DETROIT, MI – AUGUST 01: Harold Castro #30 of the Detroit Tigers gets high-fives from teammates in the dugout during the game against the Baltimore Orioles at Comerica Park on August 1, 2021, in Detroit, Michigan. The Tigers defeated the Orioles 6-2. (Photo by Mark Cunningham/MLB Photos via Getty Images) /

Detroit Tigers IF/OF Harold Castro

“Hittin’ Harold” Castro has been a fun story among the Detroit Tigers fanbase. He does seem to have a knack for finding those timely knocks to help the club win. In many ways, he’s an ‘old school’ baseball guy’s dream. He’s a guy that sprays the ball around, puts it in play, can play essentially any defensive position, and he does seem to have that ‘clutch’ factor.

Unfortunately, the ‘clutch’ gene has largely been debunked, his batting average is mostly empty, and while he can move around the diamond, he’s not particularly proficient anywhere, which is largely the value of those bench bats.

The Case for the Detroit Tigers Keeping Harold Castro

Control is on Castro’s side, but he’ll be out of option years after this season, according to MLive. He’ll get the MLB minimum in 2022 before becoming arbitration-eligible in 2023 and will be under team control through his age-31 season. That type of cost-certainty and control (assuming nothing changes with the next CBA) is valuable to an organization that is trying to build a sustainable winner.

Referenced above, Castro also plays basically everywhere, and AJ Hinch does value guys that can move around for him.

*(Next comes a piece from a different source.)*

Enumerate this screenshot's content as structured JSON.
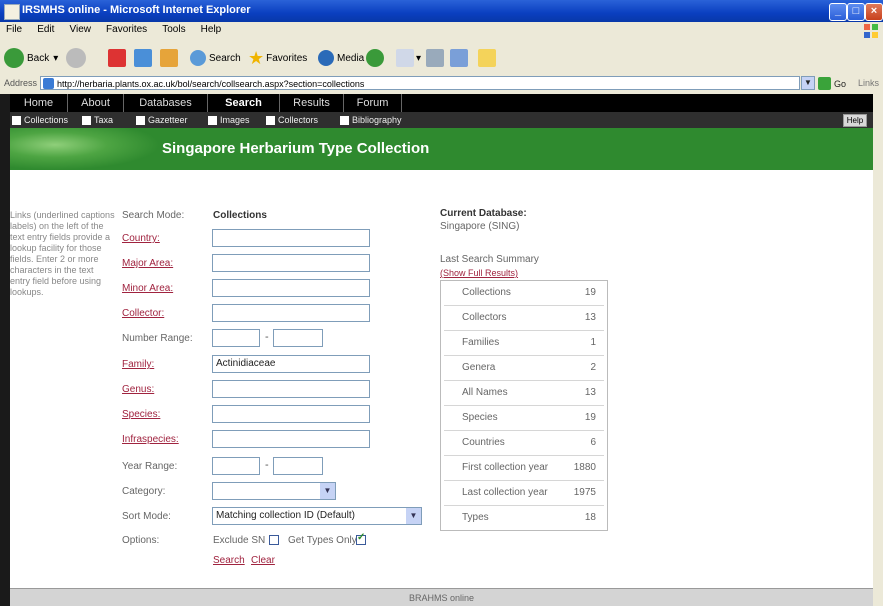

As we discussed, though, that value decreases as there are more everyday guys on the roster who can move around as necessary.

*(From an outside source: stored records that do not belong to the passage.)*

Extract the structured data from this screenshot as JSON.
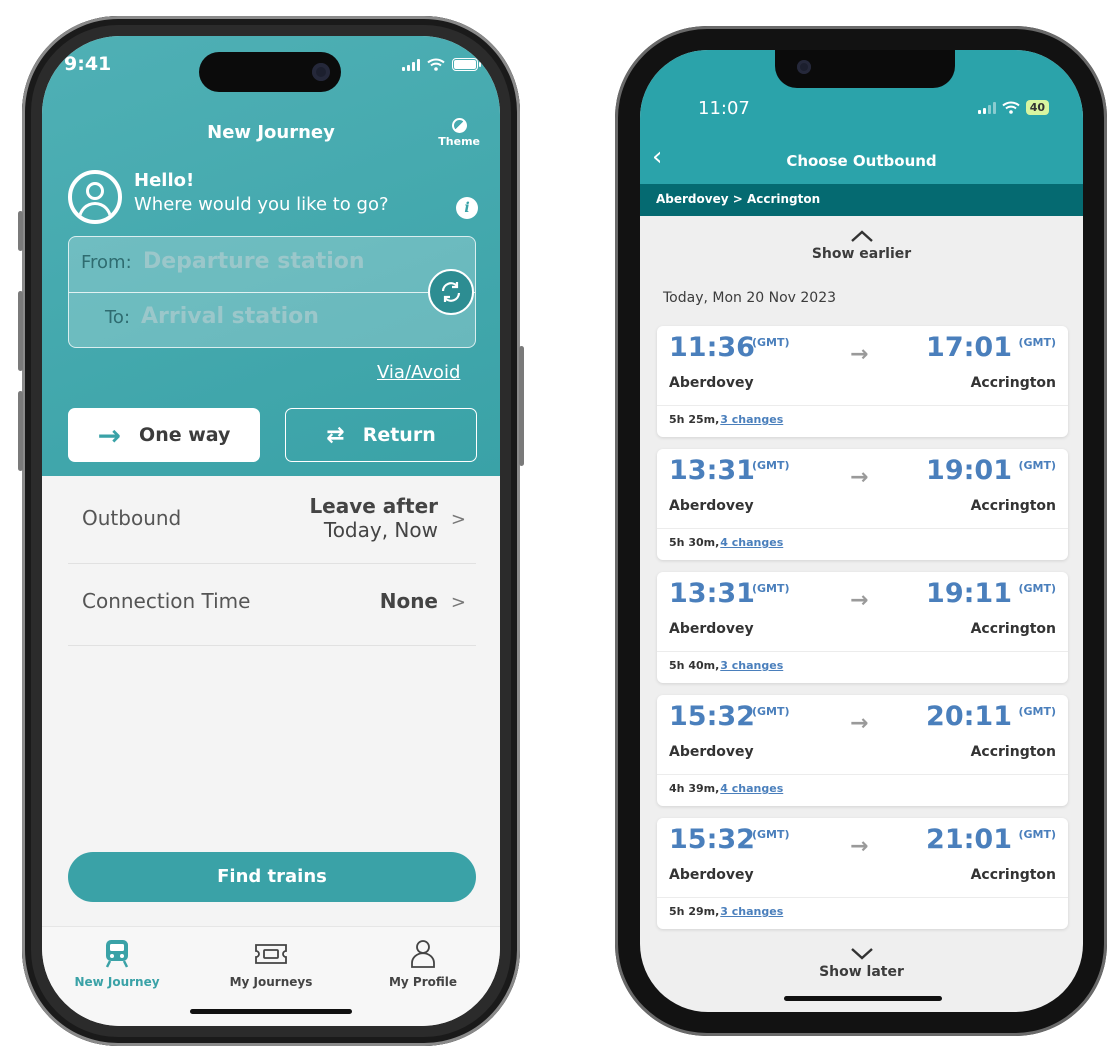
{
  "phone1": {
    "status": {
      "time": "9:41"
    },
    "header": {
      "title": "New Journey",
      "theme_label": "Theme"
    },
    "greeting": {
      "hello": "Hello!",
      "prompt": "Where would you like to go?"
    },
    "stations": {
      "from_label": "From:",
      "from_placeholder": "Departure station",
      "to_label": "To:",
      "to_placeholder": "Arrival station"
    },
    "via_avoid": "Via/Avoid",
    "trip_type": {
      "one_way": "One way",
      "return": "Return",
      "selected": "One way"
    },
    "outbound": {
      "label": "Outbound",
      "value_line1": "Leave after",
      "value_line2": "Today, Now"
    },
    "connection": {
      "label": "Connection Time",
      "value": "None"
    },
    "find_button": "Find trains",
    "tabs": [
      {
        "label": "New Journey",
        "icon": "train-icon",
        "active": true
      },
      {
        "label": "My Journeys",
        "icon": "ticket-icon",
        "active": false
      },
      {
        "label": "My Profile",
        "icon": "profile-icon",
        "active": false
      }
    ]
  },
  "phone2": {
    "status": {
      "time": "11:07",
      "battery": "40"
    },
    "header": {
      "title": "Choose Outbound"
    },
    "route": "Aberdovey > Accrington",
    "show_earlier": "Show earlier",
    "date_header": "Today,  Mon 20 Nov 2023",
    "show_later": "Show later",
    "journeys": [
      {
        "dep_time": "11:36",
        "dep_tz": "(GMT)",
        "arr_time": "17:01",
        "arr_tz": "(GMT)",
        "origin": "Aberdovey",
        "destination": "Accrington",
        "duration": "5h 25m,",
        "changes": "3 changes"
      },
      {
        "dep_time": "13:31",
        "dep_tz": "(GMT)",
        "arr_time": "19:01",
        "arr_tz": "(GMT)",
        "origin": "Aberdovey",
        "destination": "Accrington",
        "duration": "5h 30m,",
        "changes": "4 changes"
      },
      {
        "dep_time": "13:31",
        "dep_tz": "(GMT)",
        "arr_time": "19:11",
        "arr_tz": "(GMT)",
        "origin": "Aberdovey",
        "destination": "Accrington",
        "duration": "5h 40m,",
        "changes": "3 changes"
      },
      {
        "dep_time": "15:32",
        "dep_tz": "(GMT)",
        "arr_time": "20:11",
        "arr_tz": "(GMT)",
        "origin": "Aberdovey",
        "destination": "Accrington",
        "duration": "4h 39m,",
        "changes": "4 changes"
      },
      {
        "dep_time": "15:32",
        "dep_tz": "(GMT)",
        "arr_time": "21:01",
        "arr_tz": "(GMT)",
        "origin": "Aberdovey",
        "destination": "Accrington",
        "duration": "5h 29m,",
        "changes": "3 changes"
      }
    ]
  },
  "colors": {
    "teal": "#3aa2a7",
    "dark_teal": "#056a71",
    "time_blue": "#4a7fbc"
  }
}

The Case for the Detroit Tigers Moving On From Harold Castro

As referenced above, although Harold does rack up hits, he’s slugging just .348 and has eight home runs across his 689 career ABs. Those who cannot consistently hit for extra bases are more likely to have good fortune in terms of batting average and may be due for regression, backed up by his low barrel percentage (despite fairly average overall exit velocity metrics).

He also doesn’t walk much–a 3.8% clip across his career, according to Savant. While I do feel that hits are indeed more valuable than walks (runners can take extra bases on hits, etc), walking tends to be more sustainable and the on-base craze has put a premium on walks. His strikeout rate across his career is fine thanks to his innate bat-to-ball skills, but he absolutely has to walk more for his offensive profile to warrant any type of regular role.